Two reports released this week shed light on the current state of type 2 diabetes in this country, and their conclusions are both promising and sobering. First, the good news: An article in The New England Journal of Medicine shows that rates of diabetes-related problems like heart attack, stroke, and lower-limb amputation are down by more than 50% over the last two decades.
Now the bad news: during the same time period, the number of people with diabetes has soared, according to a report in the Annals of Internal Medicine. In the early 1990s, 5.5% of adults had diabetes. By 2010, the number had nearly doubled, to 9.3%. That translates into about 21 million American adults living with diabetes.
Although Americans are doing a better job of controlling their diabetes, they’re falling far short at preventing it. “The major reason why the prevalence of diabetes is going up is an increase in the number of people who are overweight and obese,” explains Dr. Osama Hamdy, medical director of the Obesity Clinical Program at the Harvard-affiliated Joslin Diabetes Center and author of The Diabetes Breakthrough, a newly published book from Harvard Health Publishing.
Nearly 70% of Americans are overweight or obese. And unless something is done to reverse this trend, millions more could edge closer to diabetes.
The obesity–diabetes connection
To describe how being overweight contributes to type 2 diabetes, Dr. Hamdy uses an automotive analogy. “You have more tissue in your body, so you require more glucose [sugar]. Just as if you have a bigger car, you need more gas,” he says. Insulin—the hormone that moves glucose from the blood into the tissues for use and storage—is like the key to that car.
The more sugar that enters the blood, the more insulin is needed to drive it to its intended destination. The pancreas can pump out extra insulin to meet the need, but over time, the body becomes increasingly less sensitive to it and the pancreas eventually reaches its insulin-producing limit. “Then you get diagnosed with type 2 diabetes,” Dr. Hamdy says.
The upside is that the process can be reversed. When you lose weight, you have less tissue, which means you need less sugar—and therefore less insulin. “You become more efficient, like a hybrid car,” says Dr. Hamdy.
In his own research, he’s found that losing just 7% of your body weight can improve insulin sensitivity by about 57%—more than diabetes drugs can usually do. “What we have seen is that once people start to lose weight in the very early stages of diabetes, they can actually reverse the entire course of the disease,” Dr. Hamdy says.
Minor changes, big results
The ability to reverse diabetes might seem dramatic, but the lifestyle changes needed to achieve it aren’t. The cornerstones of diabetes prevention—diet and exercise—can be easily incorporated into even the most hectic schedule.
Take exercise, for example. “Most people don’t know that if you do short bouts of exercise it is even more efficient than if you do longer bouts,” says Dr. Hamdy.
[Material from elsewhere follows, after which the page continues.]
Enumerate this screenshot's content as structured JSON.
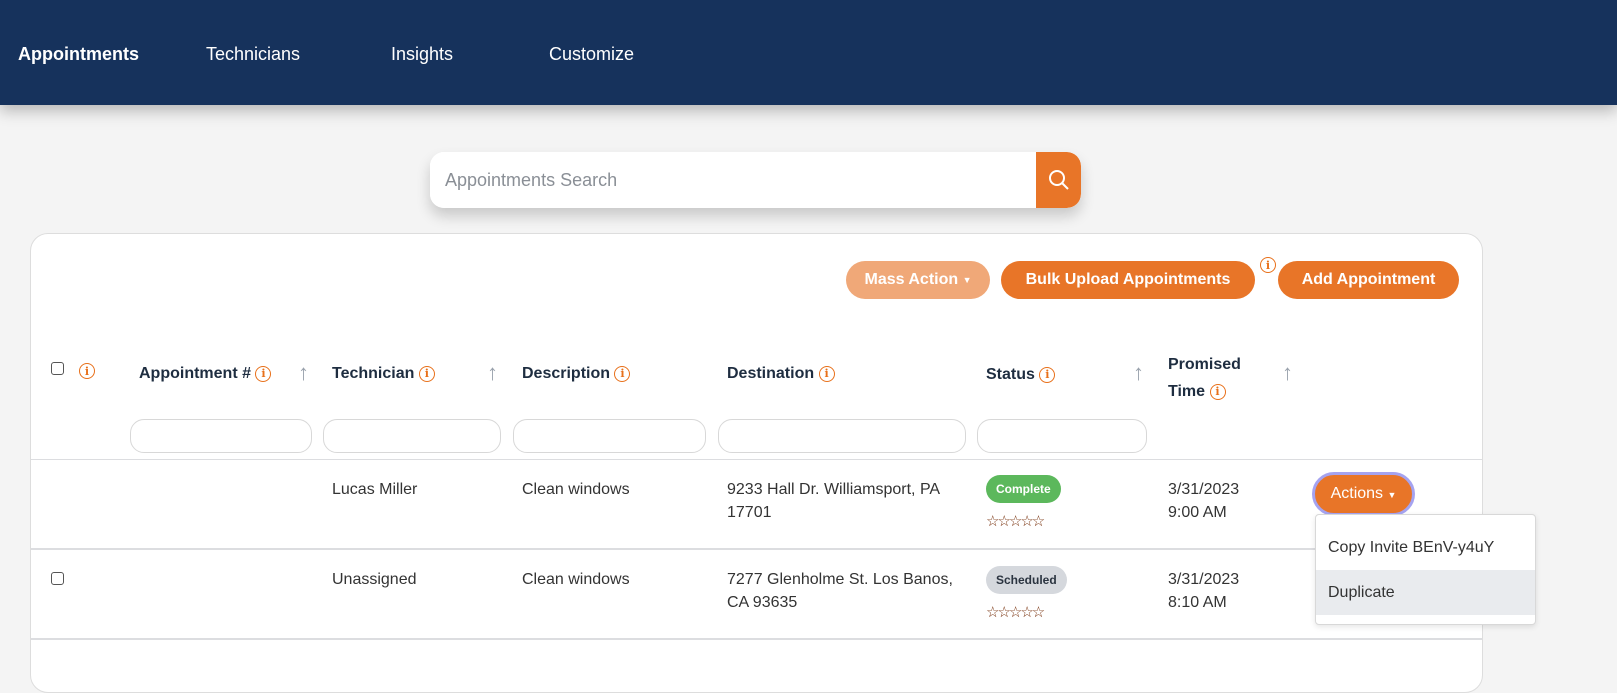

People who can’t carve out time to get to the gym could actually see greater results just by incorporating three 10-minute exercise sessions into their everyday routine.
Here’s a sample schedule:
- In the morning when you wake up, stretch for 10 minutes.
- After you eat lunch, take a brisk 10-minute walk.
- After dinner, strength train with light hand weights or an exercise band for 10 minutes.
Those three 10-minute sessions provide stretching, aerobics, and strength training—all essential components of a well-rounded workout. And if you do them every day, they add up to 210 minutes of activity a week.
An unhealthy diet can also be transformed with a couple of basic fixes. One is to divide your plate into three sections:
- Fill one with lean protein—fish, legumes, beans, tofu, or skinless chicken
- Fill another with green vegetables—spinach, broccoli, kale, or Brussels sprouts
- Fill the third with whole grains—whole-wheat bread, brown rice, quinoa, etc.
The other part of the diet fix is learning how to listen to hunger and satisfaction cues to control portion sizes. Dr. Hamdy recommends assessing your hunger based on a five-point scale:
The goal should be to sit down to a meal when you’re hungry, and stop eating when you’re satisfied.
Preventing diabetes can be done, but it takes a real commitment to change. And until more people are willing to change their eating and exercise habits—and pass those habits on to their children—the obesity and diabetes rates will continue to rise.